Anti-Corruption Commission investigates petty crime instead of going after the fatcats
By Nico Smit, MP – In an all too familiar pattern, the Namibian newspaper on Friday 5 May 2017 carried a story titled “ACC arrests clerk over N$ 2,300 fraud”. On the same day the very same daily newspaper carried another story titled “ACC investigates Esau”.
These two stories confirm the long held suspicion that when it comes to the more minor incidences of corruption, the ACC (Anti-Corruption Commission) is exceptionally effective and efficient. And yet whenever one is faced with a case where a Minister or other politically-connected individual is implicated in dubious dealing which have defrauded the tax payers of millions in public funds, these incidences seem to remain “under investigation” until the public outcry dies a natural death over time.
From the GIPF money, the Social Security Avid Scandal and now more recently the SME Bank scandal; what has the role of the ACC been in investigating these cases? Why is it that when millions are corruptly misappropriated the ACC never seems to go beyond investigating but when an insignificant amount is stolen by those who are not politically-connected the ACC’s investigation and prosecution capacity seems to be doubled?
For so long as this remains the case and there is no action taken against those from the many previous past scandals for which investigations were launched, then that serves as a green light to the political bourgeois to continue to defraud the tax payers with impunity.
Inorder for the ACC to be truly effective as an anti-corruption agency it needs to stop going after the small fish and prosecute the big fish it has so far shied away from prosecuting since it was founded.
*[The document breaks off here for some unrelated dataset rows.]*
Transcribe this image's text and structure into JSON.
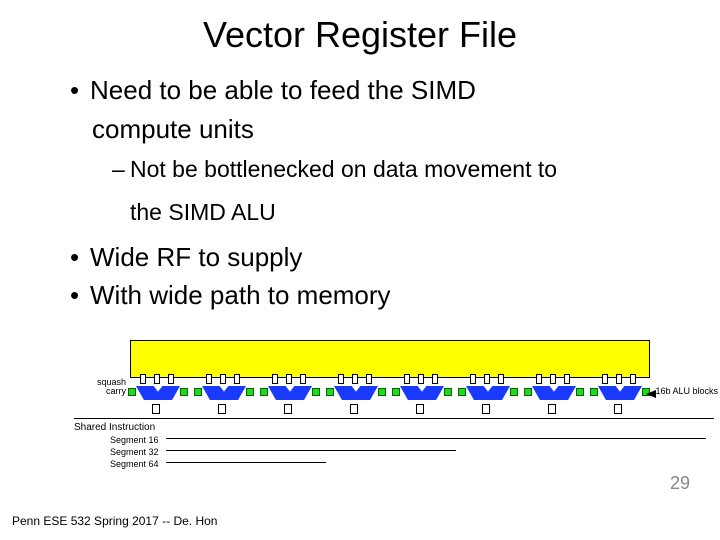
{
  "title": "Vector Register File",
  "bullets": {
    "b1a": "Need to be able to feed the SIMD",
    "b1b": "compute units",
    "s1a": "Not be bottlenecked on data movement to",
    "s1b": "the SIMD ALU",
    "b2": "Wide RF to supply",
    "b3": "With wide path to memory"
  },
  "diagram": {
    "squash": "squash\ncarry",
    "alu_label": "16b ALU blocks",
    "shared": "Shared Instruction",
    "seg16": "Segment 16",
    "seg32": "Segment 32",
    "seg64": "Segment 64"
  },
  "footer": "Penn ESE 532 Spring 2017 -- De. Hon",
  "pagenum": "29"
}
Without excluding the rest, it should not need saying that the ACC needs to target the most financially devastating cases of corruption.
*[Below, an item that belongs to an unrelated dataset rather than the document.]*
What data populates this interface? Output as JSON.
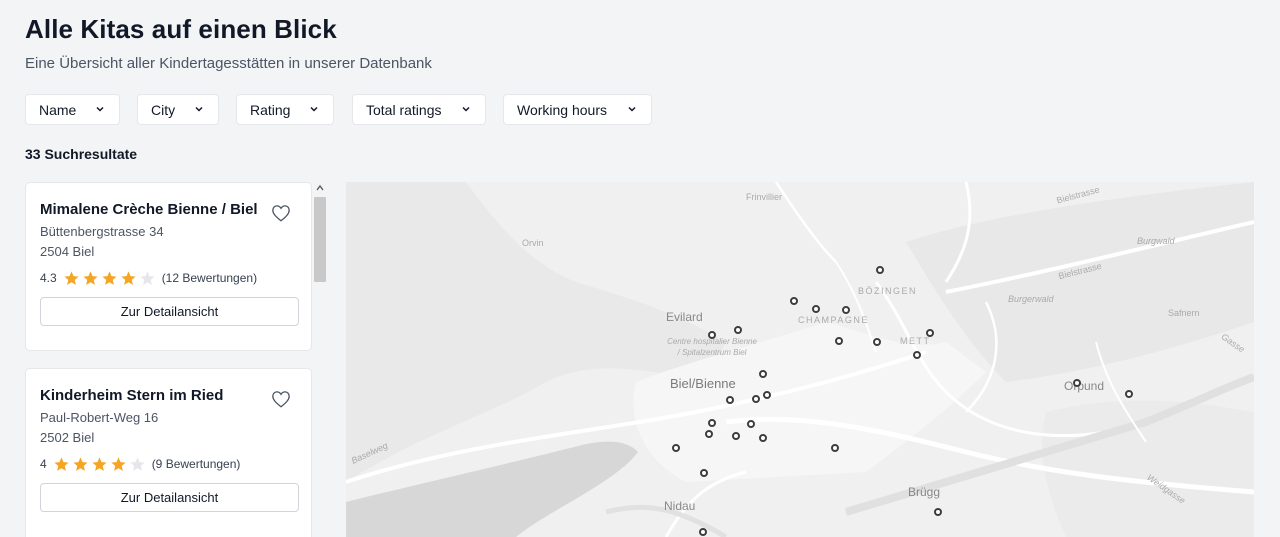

Until this happens and the ACC starts going after the big fish, we are all just kidding ourselves, corruption will persist with the current troubling regularity and the ACC will continue to serve no other purpose aside from boosting Namibia’s ranking on international corruption indices.